I should probably also note that this plant has never flowered. Perhaps it's not as happy as I think, but it's growing like crazy, but has never flowered, nor do I see anything that looks like it might be buds.

Hmmmm--it's a succulent then...and as far as I know, there aren't any other succulents with leaves like that...I'll keep looking. If you like, I can put this back in the pool and someone else can take a look at it and perhaps solve your mystery. Let me know. :-)

Let me ask you this--are you fertilizing it? If you are, it may be too much--this can cause your succulent to get very leggy and weak-stemmed, and may prevent the plant from producing flowers. . Use a low nitrogen fertilizer at about ½ to ¼ the recommended rate. You may also be able to find fertilizer made for succulents. This component is not completely necessary as too much fertilizer can kill your plant.

BTW--here's a great article with illustrations for propagating your plant: http://www.wikihow.com/Propagate-Succulent-Plant-Cuttings

No need to put it back in the pool. Your information seems to align well with the plant. I did read an article that says kalanchoe can get leggy and essentially supports your write up about propagation. It even shows cuttings in soil and they look just like the ends of my plant. The site is here: http://dottypants.blogspot.ca/2015/01/foliage-follow-up-strobilanthes.html

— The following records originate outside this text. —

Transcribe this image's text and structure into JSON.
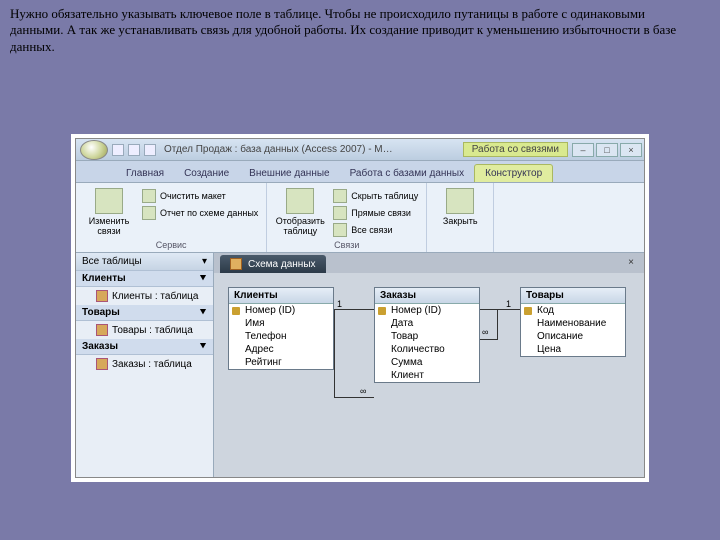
{
  "paragraph": "Нужно обязательно указывать ключевое поле  в таблице. Чтобы не происходило путаницы в работе с  одинаковыми данными. А так же устанавливать связь для удобной работы.  Их создание приводит к уменьшению избыточности в базе данных.",
  "window": {
    "title": "Отдел Продаж : база данных (Access 2007) - M…",
    "context_title": "Работа со связями"
  },
  "tabs": {
    "home": "Главная",
    "create": "Создание",
    "external": "Внешние данные",
    "dbtools": "Работа с базами данных",
    "designer": "Конструктор"
  },
  "ribbon": {
    "group1": {
      "big": "Изменить связи",
      "s1": "Очистить макет",
      "s2": "Отчет по схеме данных",
      "label": "Сервис"
    },
    "group2": {
      "big": "Отобразить таблицу",
      "s1": "Скрыть таблицу",
      "s2": "Прямые связи",
      "s3": "Все связи",
      "label": "Связи"
    },
    "group3": {
      "big": "Закрыть"
    }
  },
  "nav": {
    "header": "Все таблицы",
    "g1": {
      "title": "Клиенты",
      "item": "Клиенты : таблица"
    },
    "g2": {
      "title": "Товары",
      "item": "Товары : таблица"
    },
    "g3": {
      "title": "Заказы",
      "item": "Заказы : таблица"
    }
  },
  "doc_tab": "Схема данных",
  "tables": {
    "clients": {
      "title": "Клиенты",
      "f1": "Номер (ID)",
      "f2": "Имя",
      "f3": "Телефон",
      "f4": "Адрес",
      "f5": "Рейтинг"
    },
    "orders": {
      "title": "Заказы",
      "f1": "Номер (ID)",
      "f2": "Дата",
      "f3": "Товар",
      "f4": "Количество",
      "f5": "Сумма",
      "f6": "Клиент"
    },
    "goods": {
      "title": "Товары",
      "f1": "Код",
      "f2": "Наименование",
      "f3": "Описание",
      "f4": "Цена"
    }
  },
  "rel": {
    "one": "1",
    "many": "∞"
  }
}
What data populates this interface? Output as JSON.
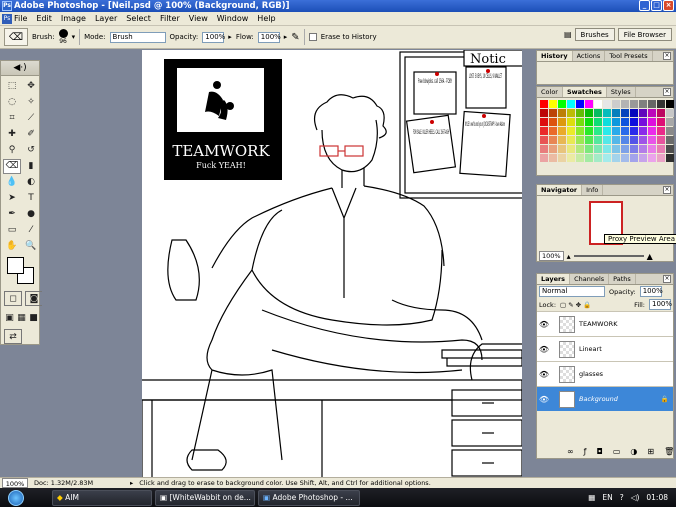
{
  "window": {
    "title": "Adobe Photoshop - [Neil.psd @ 100% (Background, RGB)]"
  },
  "menu": [
    "File",
    "Edit",
    "Image",
    "Layer",
    "Select",
    "Filter",
    "View",
    "Window",
    "Help"
  ],
  "options": {
    "brush_label": "Brush:",
    "brush_size": "96",
    "mode_label": "Mode:",
    "mode_value": "Brush",
    "opacity_label": "Opacity:",
    "opacity_value": "100%",
    "flow_label": "Flow:",
    "flow_value": "100%",
    "erase_history": "Erase to History"
  },
  "wells": [
    "Brushes",
    "File Browser"
  ],
  "history_panel": {
    "tabs": [
      "History",
      "Actions",
      "Tool Presets"
    ]
  },
  "color_panel": {
    "tabs": [
      "Color",
      "Swatches",
      "Styles"
    ]
  },
  "navigator_panel": {
    "tabs": [
      "Navigator",
      "Info"
    ],
    "zoom": "100%"
  },
  "tooltip": "Proxy Preview Area",
  "layers_panel": {
    "tabs": [
      "Layers",
      "Channels",
      "Paths"
    ],
    "blend_mode": "Normal",
    "opacity_label": "Opacity:",
    "opacity": "100%",
    "lock_label": "Lock:",
    "fill_label": "Fill:",
    "fill": "100%",
    "layers": [
      {
        "name": "TEAMWORK",
        "selected": false
      },
      {
        "name": "Lineart",
        "selected": false
      },
      {
        "name": "glasses",
        "selected": false
      },
      {
        "name": "Background",
        "selected": true
      }
    ]
  },
  "canvas": {
    "poster_title": "TEAMWORK",
    "poster_subtitle": "Fuck YEAH!",
    "board_title": "Notic",
    "notes": [
      "Free blowjobs. call 1564. -TOBY",
      "LOST: 5 KEYS, 10 CELLS, 9 WALLET",
      "FOR SALE: KILLER HEELS. CALL 1567-ASH",
      "KYLE! we found your JOCK-STRAP! -love Adam"
    ]
  },
  "status": {
    "zoom": "100%",
    "doc": "Doc: 1.32M/2.83M",
    "hint": "Click and drag to erase to background color. Use Shift, Alt, and Ctrl for additional options."
  },
  "taskbar": {
    "tasks": [
      "AIM",
      "[WhiteWabbit on de...",
      "Adobe Photoshop - ..."
    ],
    "lang": "EN",
    "time": "01:08"
  },
  "colors": {
    "selection": "#3d87d8",
    "titlebar": "#1c4fb7",
    "workspace": "#7d8597"
  },
  "swatch_palette": [
    "#ff0000",
    "#ffff00",
    "#00ff00",
    "#00ffff",
    "#0000ff",
    "#ff00ff",
    "#ffffff",
    "#e6e6e6",
    "#cccccc",
    "#b3b3b3",
    "#999999",
    "#808080",
    "#666666",
    "#333333",
    "#000000"
  ]
}
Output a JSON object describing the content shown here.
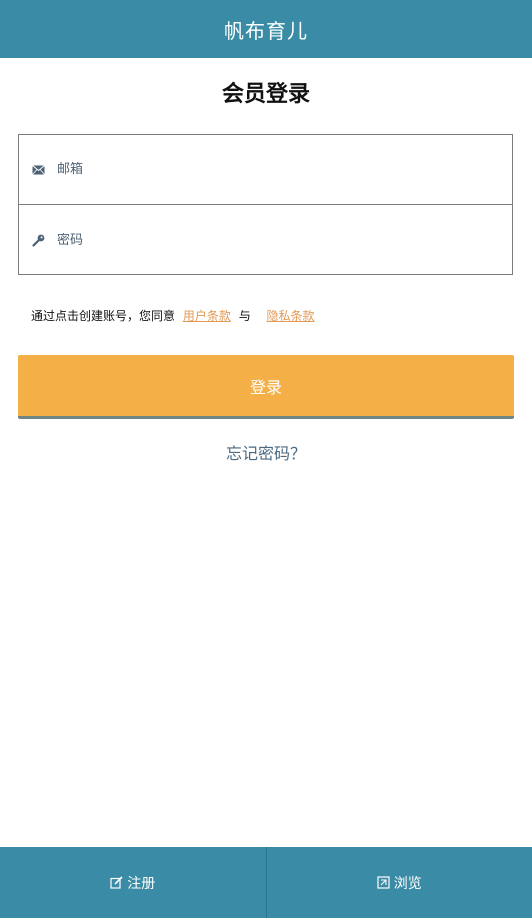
{
  "header": {
    "title": "帆布育儿"
  },
  "page_title": "会员登录",
  "form": {
    "email_placeholder": "邮箱",
    "password_placeholder": "密码",
    "email_icon": "envelope-icon",
    "password_icon": "key-icon"
  },
  "terms": {
    "prefix": "通过点击创建账号，您同意",
    "user_terms": "用户条款",
    "and": "与",
    "privacy_terms": "隐私条款"
  },
  "login_button": "登录",
  "forgot_password": "忘记密码？",
  "bottom_nav": {
    "register_label": "注册",
    "register_icon": "edit-icon",
    "browse_label": "浏览",
    "browse_icon": "browse-icon"
  },
  "colors": {
    "primary": "#3a8ca6",
    "accent": "#f4b047",
    "link": "#e29a55"
  }
}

I'm not using any fertilizer on any of my plants. I was thinking of doing it once in a great while, but haven't done it yet.

Thanks again!